In a new interview with CNN.com, Jewish rap-reggae singer Matisyahu opened up taking a break from his Hasidic faith and adjusting to his new lifestyle.
He revealed that disapproving neighbors was the reason he moved out of his Crown Heights, Brooklyn, N.Y. apartment.
He shared, "I didn't want to confront the people over there. I think that most Hasidic people that I know, that I am actually friends with or that are acquaintances, all say that they think I seem like a happier person now than I was then, and they respect my decision. I tried to stay off the internet. There were times, late at night or whatever, where I would go online, but it always came back to bite me in the ass because you read those comments that are just mean and it hurts."
Leaving his old lifestyle was not an easy process, and Matisyahu explained the difficulties of it.
"I began to realize that there were a lot of things within that lifestyle that were actually holding me back, that were sort of weighing heavy down on me and keeping me from tasting a certain freedom of expression," he said. "In Judiasm there are a lot of rules –- everything from which fingernail you cut first to which side you sleep on in bed, to the way you get dressed in the morning, to actual ideas, like ideas about being chosen people or ideas about female/male and how to interact with people from the opposite sex.
He continued, "So all those things that I tried to mold myself into that never really jibed. So at a certain point ... I basically said, 'I don't need to do all these things. It's my life, I can choose how I want to worship God, what words I want to say. I can say less words.'"
Matisyahu also revealed that his new album Spark Seeker is influenced by Judaism.
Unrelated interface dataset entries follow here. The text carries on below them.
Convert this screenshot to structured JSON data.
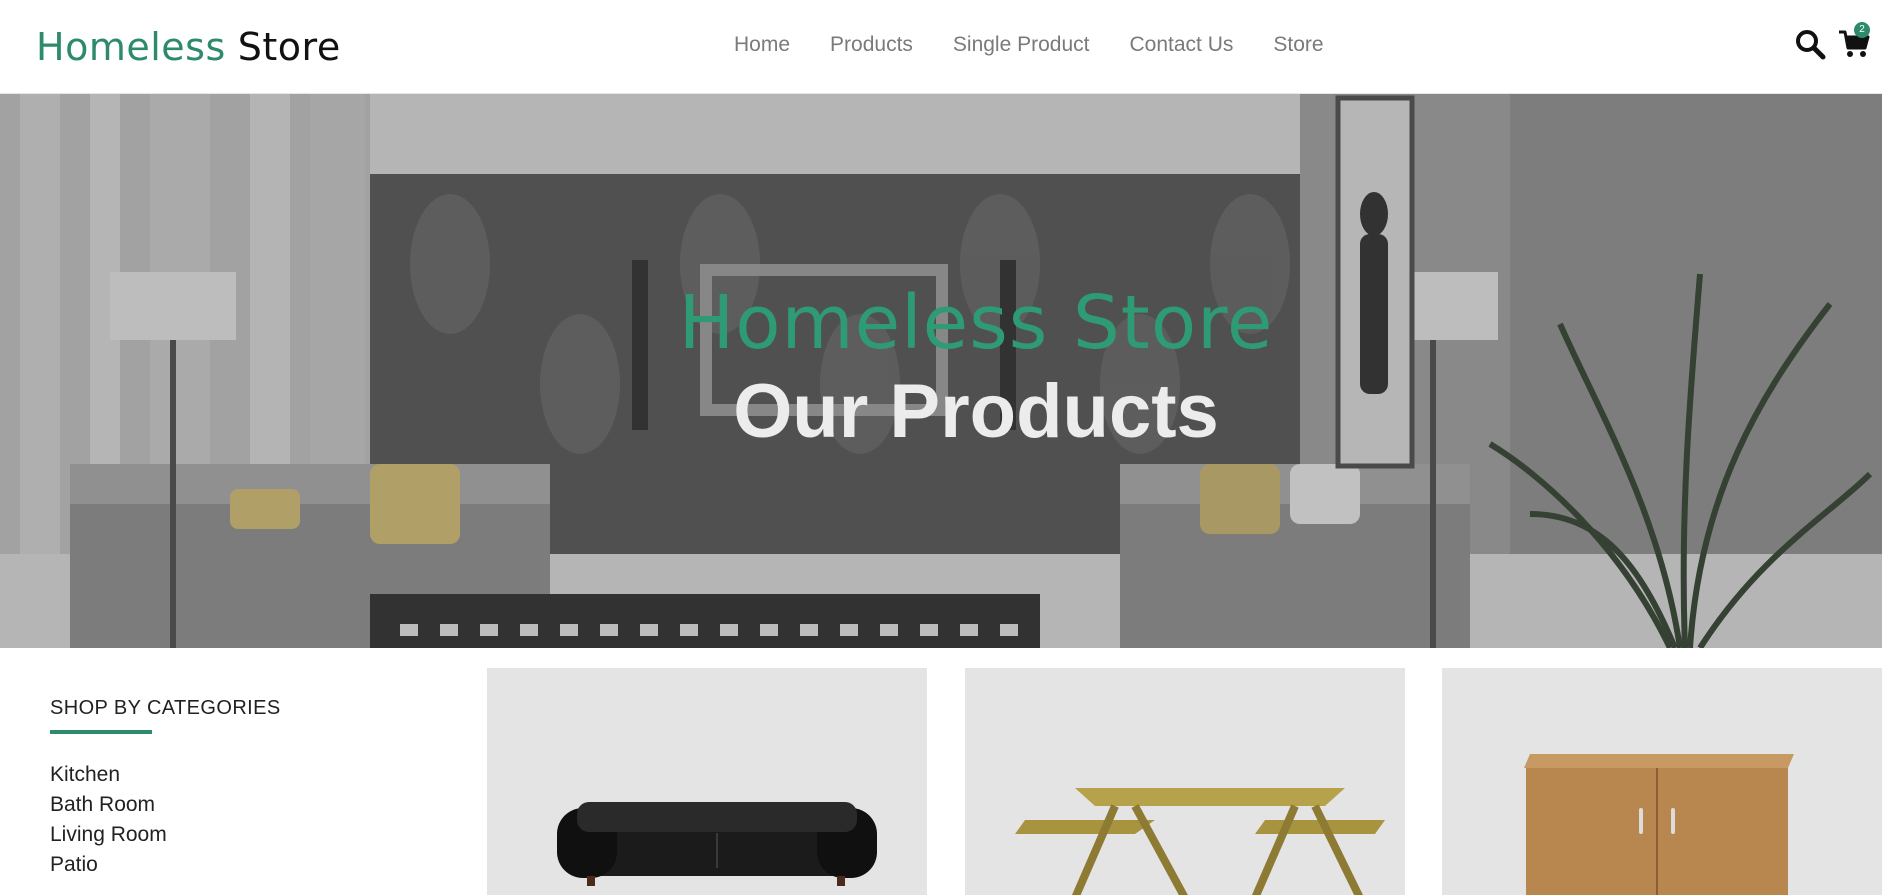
{
  "header": {
    "logo": {
      "part1": "Homeless",
      "part2": "Store"
    },
    "nav": [
      {
        "label": "Home"
      },
      {
        "label": "Products"
      },
      {
        "label": "Single Product"
      },
      {
        "label": "Contact Us"
      },
      {
        "label": "Store"
      }
    ],
    "icons": {
      "search": "search-icon",
      "cart": "cart-icon"
    },
    "cart_count": "2"
  },
  "hero": {
    "title": "Homeless Store",
    "subtitle": "Our Products"
  },
  "sidebar": {
    "heading": "SHOP BY CATEGORIES",
    "categories": [
      {
        "label": "Kitchen"
      },
      {
        "label": "Bath Room"
      },
      {
        "label": "Living Room"
      },
      {
        "label": "Patio"
      }
    ]
  },
  "products": [
    {
      "image": "black-leather-sofa"
    },
    {
      "image": "wooden-picnic-table"
    },
    {
      "image": "wooden-cabinet"
    }
  ],
  "colors": {
    "accent": "#2e8b6a",
    "hero_title": "#2e9b74",
    "nav_text": "#7a7a7a",
    "card_bg": "#e4e4e4"
  }
}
"Judaism is just such a huge part of who I am," he said. "I don't think I could separate that at this point. I spent 10 years sort of really immersed heavily in the practice and in the study of Judaism. This record was made when, I wouldn't say phase out, but when I started to expand and explore and let go of a lot of that. But it's still such a part of me that it's inescapable."
Read the full interview here.